“Dawn” is not technically as gross as some of the other films on this list, but it’s every bit as disturbing as it is funny. There have been other really good zombie flicks in the following decades, but they’ve never come close to Romero’s big two.

Saturday, Oct. 28

• “Frankenweenie” (2012)

1:30 p.m., Louisville Free Public Library, Portland Branch, free

A labor of love for director Tim Burton, this 2012 full-length version of his amazing 1984 short subject is cute, but — in true Burton form — a little scattered and oddly maudlin in the mist of all that gloom. Great animation and just scary enough for the kids.

• “Dawn of the Dead” (2004)

2 & 5 p.m., UofL Floyd Theater, $3

It just won’t stay dead.

• “Carrie” (1976)

A bullied revenge in “Carrie.”

11:55 p.m., Baxter Avenue Theaters, $10

Sissy Spacek was nominated for Best Actress for her turn as a bullied teen who you’re be better off not bullying. She’s amazing, but Piper Laurie (also nominated) steals the show as her religious nutjob mother.

“Carrie” stands up pretty well to the test of time, but it does bog down when Spacek and Laurie are not on screen — ’70s high school gym classes just aren’t as exciting as you remember them. Hugely influential. No killer in a teen horror movie stayed dead for the next two decades.

Sunday, Oct. 29

• “Halloween” (1978)

About 8:30 p.m., Levee at the River House, 3015 River Road, free

Not the first, but the best of the slasher flicks of the ’70s and ’80s. All the now-worn tropes are there, but somehow John Carpenter and his writing partner Debra Hill piece them together in a film that remains enormously entertaining and grounded enough to still be pretty scary, even if you know what’s coming. And you will know what’s coming. The only completely unbelievable aspect of the film is Jamie Lee Curtis being cast as an unattractive, retiring bookworm. Add to Facebook.

• “Young Frankenstein” (1974)

2 p.m., The Louisville Palace, $8

How to praise Mel Brooks’ 1974 masterwork in a way you haven’t heard before? If you can get an audience to laugh out loud when a village maiden literally rolls in the hay, you’ve reached new heights. So lowbrow it’s genius.

Monday, Oct. 30

Not your Scooby-Doo variety werewolf in “Goosebumps.”

• “Goosebumps” (2015)

6 p.m., Louisville Free Public Library, Shively Branch, free

This spinup is a worthy addition to the R.L. Stein kid horror juggernaut.
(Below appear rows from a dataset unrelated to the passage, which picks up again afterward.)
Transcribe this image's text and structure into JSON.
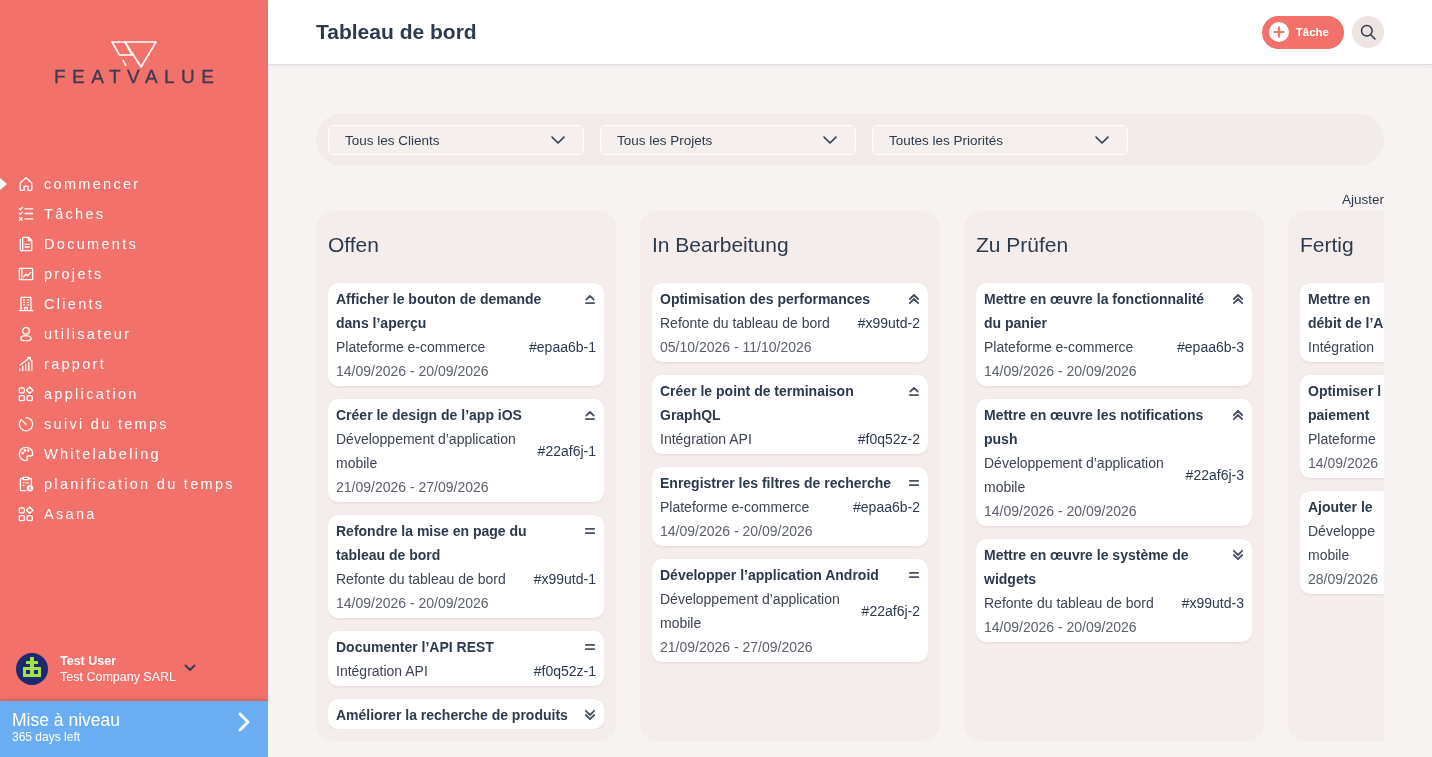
{
  "sidebar": {
    "logo": "FEATVALUE",
    "nav": [
      {
        "label": "commencer",
        "selected": true
      },
      {
        "label": "Tâches",
        "selected": false
      },
      {
        "label": "Documents",
        "selected": false
      },
      {
        "label": "projets",
        "selected": false
      },
      {
        "label": "Clients",
        "selected": false
      },
      {
        "label": "utilisateur",
        "selected": false
      },
      {
        "label": "rapport",
        "selected": false
      },
      {
        "label": "application",
        "selected": false
      },
      {
        "label": "suivi du temps",
        "selected": false
      },
      {
        "label": "Whitelabeling",
        "selected": false
      },
      {
        "label": "planification du temps",
        "selected": false
      },
      {
        "label": "Asana",
        "selected": false
      }
    ],
    "user": {
      "name": "Test User",
      "company": "Test Company SARL"
    },
    "upgrade": {
      "title": "Mise à niveau",
      "days_left": "365 days left"
    }
  },
  "header": {
    "title": "Tableau de bord",
    "add_button": "Tâche"
  },
  "filters": [
    "Tous les Clients",
    "Tous les Projets",
    "Toutes les Priorités"
  ],
  "adjust": "Ajuster",
  "columns": [
    {
      "title": "Offen",
      "cards": [
        {
          "title": "Afficher le bouton de demande dans l’aperçu",
          "priority": {
            "kind": "high"
          },
          "project": "Plateforme e-commerce",
          "ref": "#epaa6b-1",
          "dates": "14/09/2026 - 20/09/2026"
        },
        {
          "title": "Créer le design de l’app iOS",
          "priority": {
            "kind": "high"
          },
          "project": "Développement d’application mobile",
          "ref": "#22af6j-1",
          "dates": "21/09/2026 - 27/09/2026"
        },
        {
          "title": "Refondre la mise en page du tableau de bord",
          "priority": {
            "kind": "medium"
          },
          "project": "Refonte du tableau de bord",
          "ref": "#x99utd-1",
          "dates": "14/09/2026 - 20/09/2026"
        },
        {
          "title": "Documenter l’API REST",
          "priority": {
            "kind": "medium"
          },
          "project": "Intégration API",
          "ref": "#f0q52z-1"
        },
        {
          "title": "Améliorer la recherche de produits",
          "priority": {
            "kind": "lowest"
          }
        }
      ]
    },
    {
      "title": "In Bearbeitung",
      "cards": [
        {
          "title": "Optimisation des performances",
          "priority": {
            "kind": "highest"
          },
          "project": "Refonte du tableau de bord",
          "ref": "#x99utd-2",
          "dates": "05/10/2026 - 11/10/2026"
        },
        {
          "title": "Créer le point de terminaison GraphQL",
          "priority": {
            "kind": "high"
          },
          "project": "Intégration API",
          "ref": "#f0q52z-2"
        },
        {
          "title": "Enregistrer les filtres de recherche",
          "priority": {
            "kind": "medium"
          },
          "project": "Plateforme e-commerce",
          "ref": "#epaa6b-2",
          "dates": "14/09/2026 - 20/09/2026"
        },
        {
          "title": "Développer l’application Android",
          "priority": {
            "kind": "medium"
          },
          "project": "Développement d’application mobile",
          "ref": "#22af6j-2",
          "dates": "21/09/2026 - 27/09/2026"
        }
      ]
    },
    {
      "title": "Zu Prüfen",
      "cards": [
        {
          "title": "Mettre en œuvre la fonctionnalité du panier",
          "priority": {
            "kind": "highest"
          },
          "project": "Plateforme e-commerce",
          "ref": "#epaa6b-3",
          "dates": "14/09/2026 - 20/09/2026"
        },
        {
          "title": "Mettre en œuvre les notifications push",
          "priority": {
            "kind": "highest"
          },
          "project": "Développement d’application mobile",
          "ref": "#22af6j-3",
          "dates": "14/09/2026 - 20/09/2026"
        },
        {
          "title": "Mettre en œuvre le système de widgets",
          "priority": {
            "kind": "lowest"
          },
          "project": "Refonte du tableau de bord",
          "ref": "#x99utd-3",
          "dates": "14/09/2026 - 20/09/2026"
        }
      ]
    },
    {
      "title": "Fertig",
      "cards": [
        {
          "title": "Mettre en débit de l’A",
          "project": "Intégration"
        },
        {
          "title": "Optimiser l paiement",
          "project": "Plateforme",
          "dates": "14/09/2026"
        },
        {
          "title": "Ajouter le",
          "project": "Développe mobile",
          "dates": "28/09/2026"
        }
      ]
    }
  ]
}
It’s actually pretty darn scary in spots; that werewolf is no joke. Jack Black portrays Jack Black in the adult lead, but given the material, it works out just fine. Be forewarned — this is unapologetically a PG flick and may be a little intense for younger kids.

Tuesday, Oct. 31

• “The Exorcist” (1973)

6:30 p.m., Louisville Free Public Library, Middletown Branch, free

The LFPL site says “costumes welcome” for this screening of what remains, more than 40 years after its release, one of the most genuinely horrifying films ever made. Leave the pea soup at home, please.